“The drift-thickness map of Ohio depicts the thickness and distribution of glacially derived sediments (called drift) and post-glacial stream sediments overlying the buried bedrock surface. This map was produced by subtracting bedrock-surface elevations from land-surface elevations to produce a residual map of drift thickness. Colors portray thickness intervals of glacial and modern sediments, which can range up to several hundred feet.

“The bedrock-surface component is one of the products resulting from a multiyear effort by the Ohio Department of Natural Resources, Division of Geological Survey, to map the bedrock geology of Ohio. Bedrock-topography maps are required to determine the relief on the bedrock surface beneath thick layers of glacial drift. These maps were created for all 788 7½-minute topographic quadrangles in the state as part of a process to produce accurate bedrock-geology maps for glaciated portions of Ohio and for those areas beyond the glacial boundary where valleys are infilled with sediment. Data concentration and contour intervals on the original, hand-drawn bedrock-topography maps vary widely across the state in response to changing geologic and topographic conditions. During the course of mapping, over 162,000 data points were interpreted for bedrock-surface elevation and in some cases drift thickness. These points were plotted on maps and used as control for the bedrock-topography lines.

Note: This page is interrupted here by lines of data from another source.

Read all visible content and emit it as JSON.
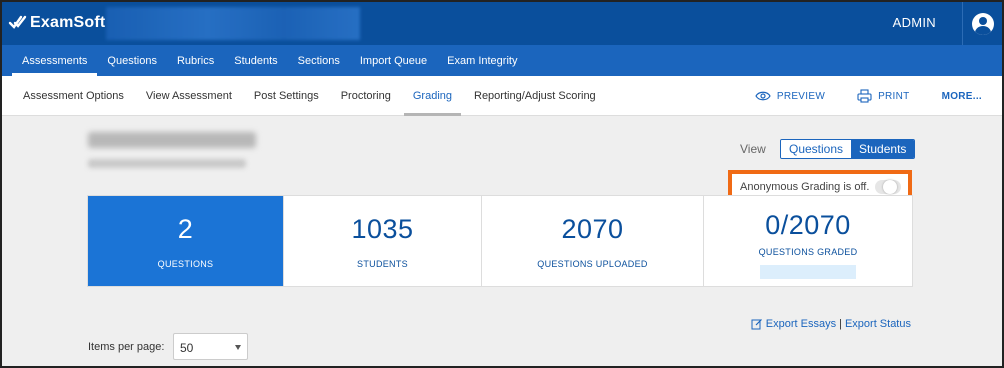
{
  "app": {
    "brand": "ExamSoft",
    "user_label": "ADMIN"
  },
  "main_nav": {
    "tabs": [
      {
        "label": "Assessments",
        "active": true
      },
      {
        "label": "Questions",
        "active": false
      },
      {
        "label": "Rubrics",
        "active": false
      },
      {
        "label": "Students",
        "active": false
      },
      {
        "label": "Sections",
        "active": false
      },
      {
        "label": "Import Queue",
        "active": false
      },
      {
        "label": "Exam Integrity",
        "active": false
      }
    ]
  },
  "sub_nav": {
    "items": [
      {
        "label": "Assessment Options",
        "active": false
      },
      {
        "label": "View Assessment",
        "active": false
      },
      {
        "label": "Post Settings",
        "active": false
      },
      {
        "label": "Proctoring",
        "active": false
      },
      {
        "label": "Grading",
        "active": true
      },
      {
        "label": "Reporting/Adjust Scoring",
        "active": false
      }
    ],
    "actions": {
      "preview": "PREVIEW",
      "print": "PRINT",
      "more": "MORE..."
    }
  },
  "view_toggle": {
    "label": "View",
    "options": [
      "Questions",
      "Students"
    ],
    "selected": "Students"
  },
  "anonymous_grading": {
    "text": "Anonymous Grading is off.",
    "enabled": false
  },
  "stats": [
    {
      "value": "2",
      "label": "QUESTIONS"
    },
    {
      "value": "1035",
      "label": "STUDENTS"
    },
    {
      "value": "2070",
      "label": "QUESTIONS UPLOADED"
    },
    {
      "value": "0/2070",
      "label": "QUESTIONS GRADED",
      "progress": 0
    }
  ],
  "exports": {
    "essays": "Export Essays",
    "separator": "|",
    "status": "Export Status"
  },
  "pagination": {
    "items_per_page_label": "Items per page:",
    "items_per_page_value": "50"
  },
  "colors": {
    "topbar": "#0a4f9c",
    "nav": "#1b65bd",
    "highlight": "#f06a15",
    "stat_primary": "#1b74d6"
  }
}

“Courtesy of Donovan Powers, Ohio Department of Natural Resources, Division of Geological Survey.”

Map of the Day: Vegetation in the Vicinity of the Toolik Field Station, Alaska

…from the ESRI Map Book, Volume 24


“These vegetation maps are shown at three scales in the vicinity of the Toolik Field Station, Alaska, which is an Arctic research facility run by the Institute of Arctic Biology at the University of Alaska, Fairbanks. The maps are intended to support research at the field station.

“The front side of the map sheet contains a vegetation map and ancillary maps of a 751-square-kilometer (290-square-mile) region surrounding the upper Kuparuk River watershed, including the Toolik Lake and the Imnavait Creek research areas, as well as portions of the Dalton Highway and Trans-Alaska Pipeline from the northern end of Galbraith Lake to Slope Mountain. The reverse side shows detailed vegetation maps of the 20-square-kilometer (7.7-square-mile) research area centered on Toolik Lake and a 1.2-square-kilometer (1/2-square-mile) intensive research grid on the south side of Toolik Lake. All the maps are part of a hierarchical geographic information system and the Web-based Arctic Geobotanical Atlas.

“Courtesy of Alaska Geobotany Center, Institute of Arctic Biology, University of Alaska, Fairbanks.”